Ending Discrimination

Remembering missing and murdered Indigenous women at February 14 Memorial Marches

February 21, 2017

Every year on February 14, marches are held across Canada to remember missing and murdered Indigenous women and girls. The first happened in 1991 following the murder of a Coast Salish woman on Powell Street in Vancouver.

Indigenous women have worked tirelessly with allies for years to draw attention to and stop violent crimes committed against women and girls in their communities. Last year, the federal government finally heeded their calls and announced a long-overdue inquiry into the disappearance and murders of Indigenous women across the country.

Over the last decade, Canada’s unions supported the call from Indigenous communities for this inquiry by launching petitions, lobbying the government, encouraging members to attend vigils, and assisting in bringing Indigenous women’s voices to the UN. We also called on the government to reject proposed cuts in bus service to the Highway of Tears.

“Indigenous women have finally won the inquiry they had demanded for so long, but the work doesn’t end there,” said CLC Secretary-Treasurer Barbara Byers.

“We must ensure the inquiry addresses the root causes of violence against Indigenous women, such as racism, sexism and misogyny so that it truly does result in justice and meaningful change,” she added.

The Native Women’s Association of Canada (NWAC) has created a quarterly report card about the inquiry to encourage transparency and to measure its progress. NWAC is also making recommendations over the course of the inquiry to ensure Indigenous communities are properly included in the consultation.

“Canada’s unions will stand in solidarity with Indigenous women, girls and their communities both as the inquiry is underway and beyond to help ensure our country truly addresses the root causes of violence against Indigenous women,” said Byers.

“We will also continue to urge the government to implement strategies that include clean water, affordable housing, accessible education and poverty reduction in Inuit, First Nations and Métis communities,” she added.

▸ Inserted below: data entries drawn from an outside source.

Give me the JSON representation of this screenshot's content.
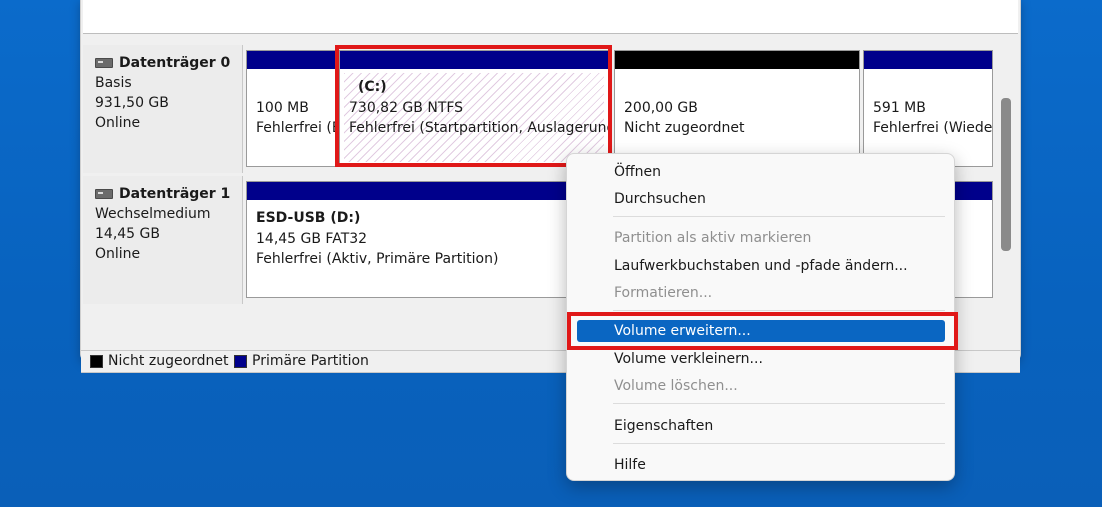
{
  "disks": [
    {
      "title": "Datenträger 0",
      "type": "Basis",
      "size": "931,50 GB",
      "status": "Online",
      "partitions": [
        {
          "name": "",
          "size": "100 MB",
          "status": "Fehlerfrei (E",
          "bar": "blue"
        },
        {
          "name": "(C:)",
          "size": "730,82 GB NTFS",
          "status": "Fehlerfrei (Startpartition, Auslagerungs",
          "bar": "blue"
        },
        {
          "name": "",
          "size": "200,00 GB",
          "status": "Nicht zugeordnet",
          "bar": "black"
        },
        {
          "name": "",
          "size": "591 MB",
          "status": "Fehlerfrei (Wiede",
          "bar": "blue"
        }
      ]
    },
    {
      "title": "Datenträger 1",
      "type": "Wechselmedium",
      "size": "14,45 GB",
      "status": "Online",
      "partitions": [
        {
          "name": "ESD-USB  (D:)",
          "size": "14,45 GB FAT32",
          "status": "Fehlerfrei (Aktiv, Primäre Partition)",
          "bar": "blue"
        }
      ]
    }
  ],
  "legend": [
    {
      "label": "Nicht zugeordnet",
      "color": "#000000"
    },
    {
      "label": "Primäre Partition",
      "color": "#00008b"
    }
  ],
  "context_menu": {
    "items": [
      {
        "label": "Öffnen",
        "enabled": true
      },
      {
        "label": "Durchsuchen",
        "enabled": true
      },
      {
        "label": "Partition als aktiv markieren",
        "enabled": false
      },
      {
        "label": "Laufwerkbuchstaben und -pfade ändern...",
        "enabled": true
      },
      {
        "label": "Formatieren...",
        "enabled": false
      },
      {
        "label": "Volume erweitern...",
        "enabled": true,
        "selected": true
      },
      {
        "label": "Volume verkleinern...",
        "enabled": true
      },
      {
        "label": "Volume löschen...",
        "enabled": false
      },
      {
        "label": "Eigenschaften",
        "enabled": true
      },
      {
        "label": "Hilfe",
        "enabled": true
      }
    ]
  },
  "colors": {
    "desktop": "#0a66c2",
    "primary_partition": "#00008b",
    "unallocated": "#000000",
    "highlight": "#e01818",
    "menu_selection": "#0a66c2"
  }
}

Details on the Vancouver march
Details on the Calgary march
Details on the Edmonton march

  • Workplace Health and Safety
  • IDAHOTB: Canada’s unions call for an end to violence and harassment

    May 17, 2022
    Click to open the link
  • Social Justice and Democracy
  • Conservatives refuse to talk lagging wages instead push low-wage austerity agenda

    May 16, 2022
    Click to open the link
  • Ending Discrimination
  • Asian Heritage Month: Canada must do more to eliminate anti-Asian racism

    April 30, 2022
    Click to open the link
  • Social Justice and Democracy
  • Canada’s unions celebrate end to discriminatory blood donation policy

    April 28, 2022
    Click to open the link
  • Better Pay and Benefits
  • Statement of the CLC and provincial and territorial federations of labour in response to the Ontario Workforce Recovery Advisory Committee Report

    December 20, 2021
    Click to open the link
  • Ending Discrimination
  • Human Rights Day: Canada must ratify C-189 to protect vulnerable domestic workers

    December 10, 2021
    Click to open the link
  • Ending Discrimination
  • Sheryl Burns awarded the 2021 Carol McGregor CLC Disability Rights Award

    December 2, 2021
    Click to open the link
  • Ending Discrimination
  • Canada’s unions urge federal government to end conversion therapy

    November 19, 2021
    Click to open the link
  • Gender Equality
  • President Bea Bruske available to speak about Canada’s unions’ priorities for new Parliament

    November 19, 2021
    Click to open the link